_Task brief:_ Among the records below, find each line that includes the string "timestamp" and copy it.

▼▼▼

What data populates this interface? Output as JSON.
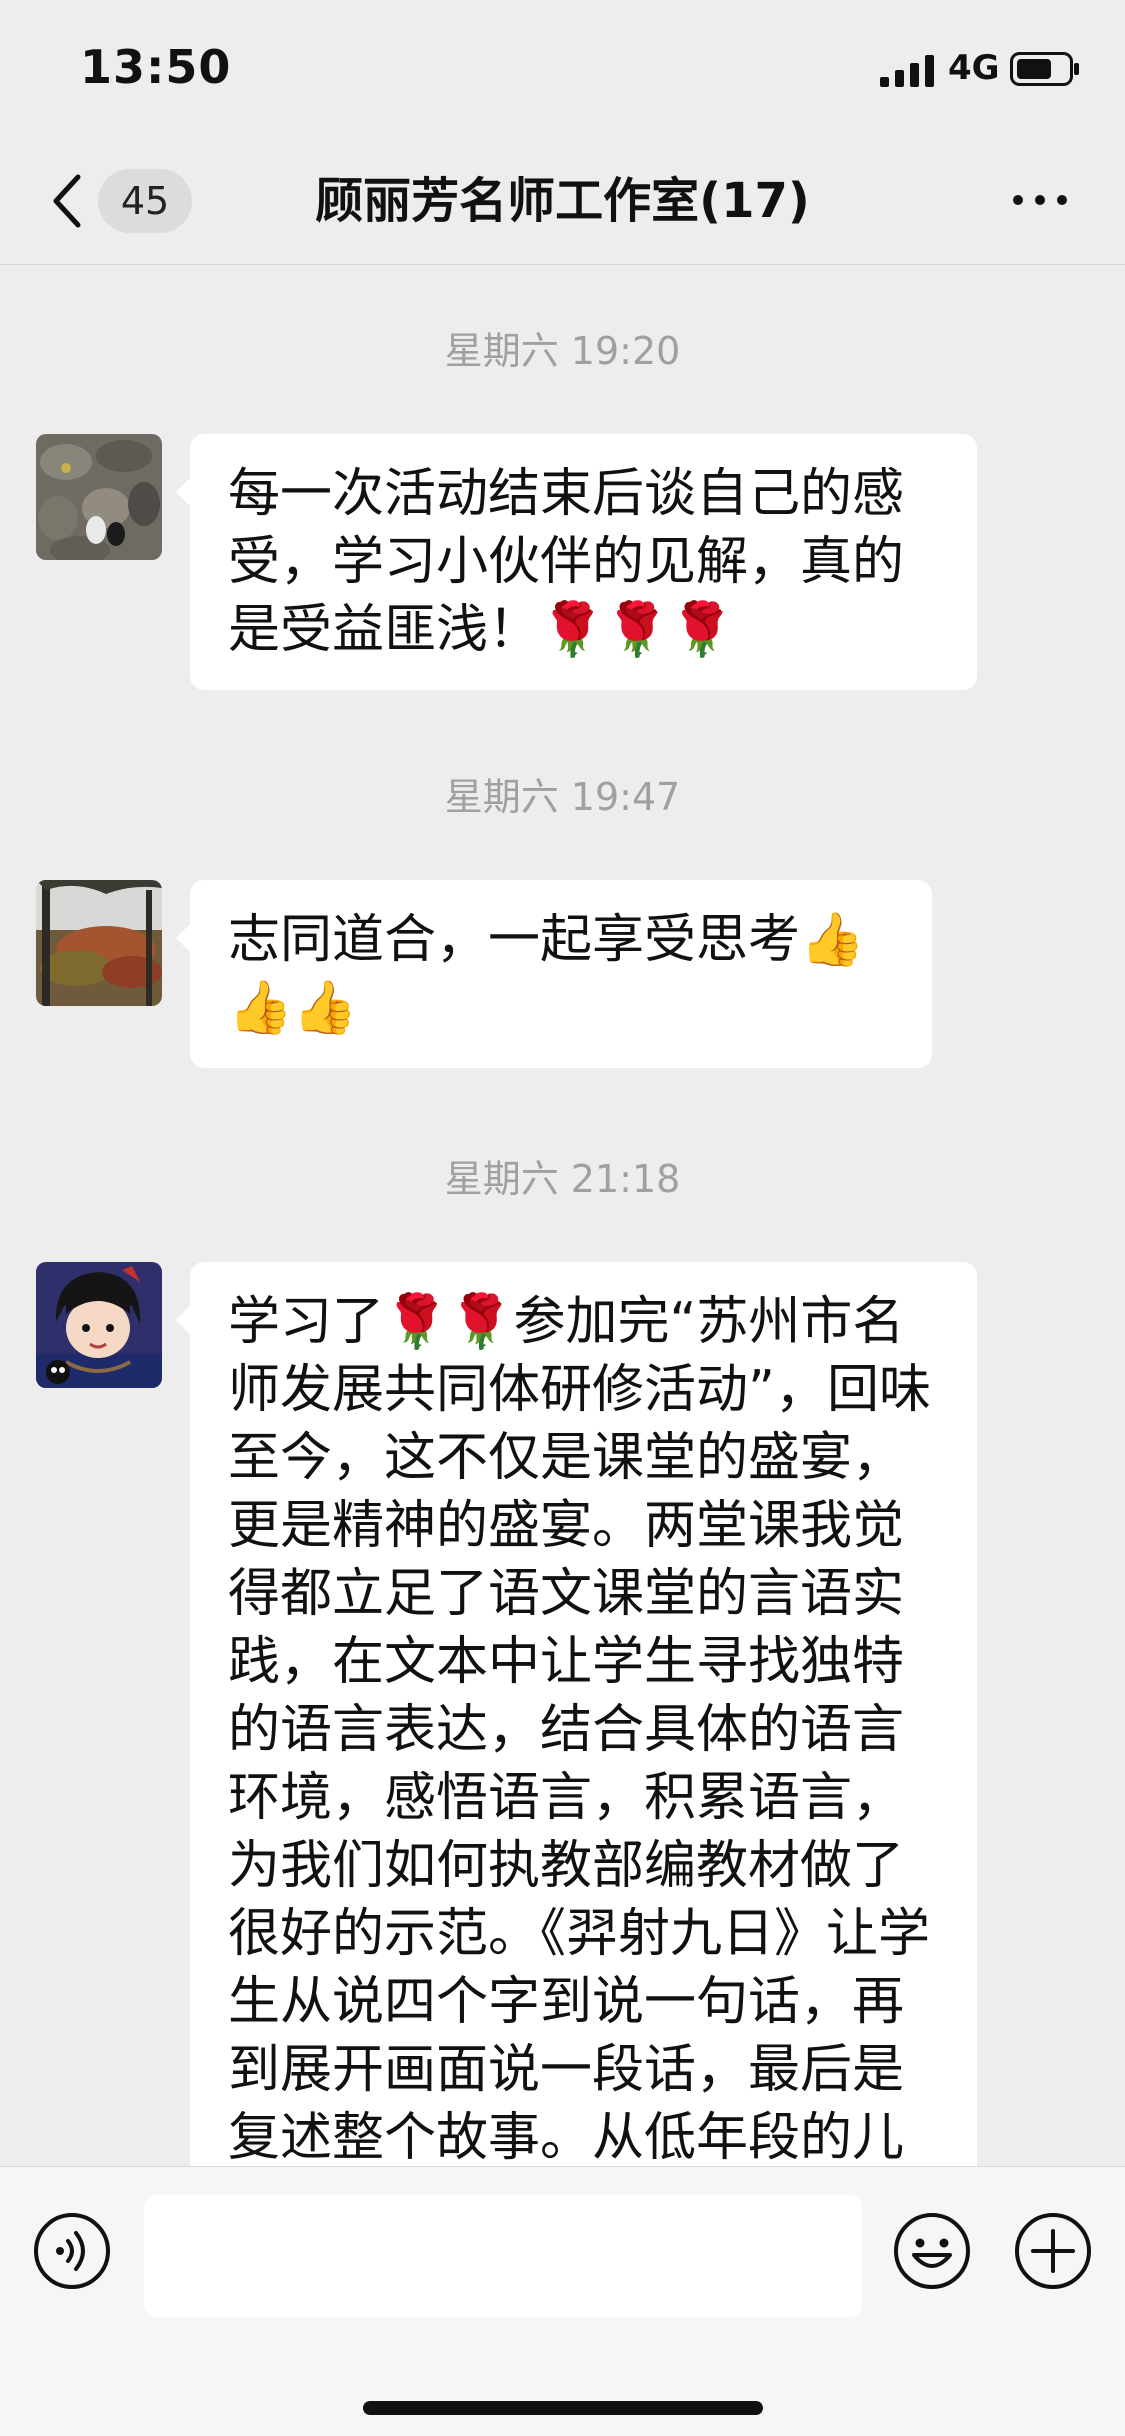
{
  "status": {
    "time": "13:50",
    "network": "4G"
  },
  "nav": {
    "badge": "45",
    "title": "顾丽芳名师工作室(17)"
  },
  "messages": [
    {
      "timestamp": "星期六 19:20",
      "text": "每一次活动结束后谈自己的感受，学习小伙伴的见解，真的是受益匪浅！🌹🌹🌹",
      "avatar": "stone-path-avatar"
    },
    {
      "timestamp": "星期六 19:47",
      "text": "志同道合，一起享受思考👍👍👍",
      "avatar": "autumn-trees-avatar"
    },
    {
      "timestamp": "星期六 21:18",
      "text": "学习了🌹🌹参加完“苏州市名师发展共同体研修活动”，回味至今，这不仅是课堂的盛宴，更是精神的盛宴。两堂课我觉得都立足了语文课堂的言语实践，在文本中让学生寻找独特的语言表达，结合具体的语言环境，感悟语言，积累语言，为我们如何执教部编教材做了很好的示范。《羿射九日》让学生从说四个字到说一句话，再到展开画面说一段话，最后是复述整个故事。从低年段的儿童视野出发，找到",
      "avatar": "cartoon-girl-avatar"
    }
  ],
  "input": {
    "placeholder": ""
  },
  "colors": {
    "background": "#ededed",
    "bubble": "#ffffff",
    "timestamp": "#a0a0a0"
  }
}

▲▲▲

_Answer to this task:_
      "timestamp": "星期六 19:20",
      "timestamp": "星期六 19:47",
      "timestamp": "星期六 21:18",
    "timestamp": "#a0a0a0"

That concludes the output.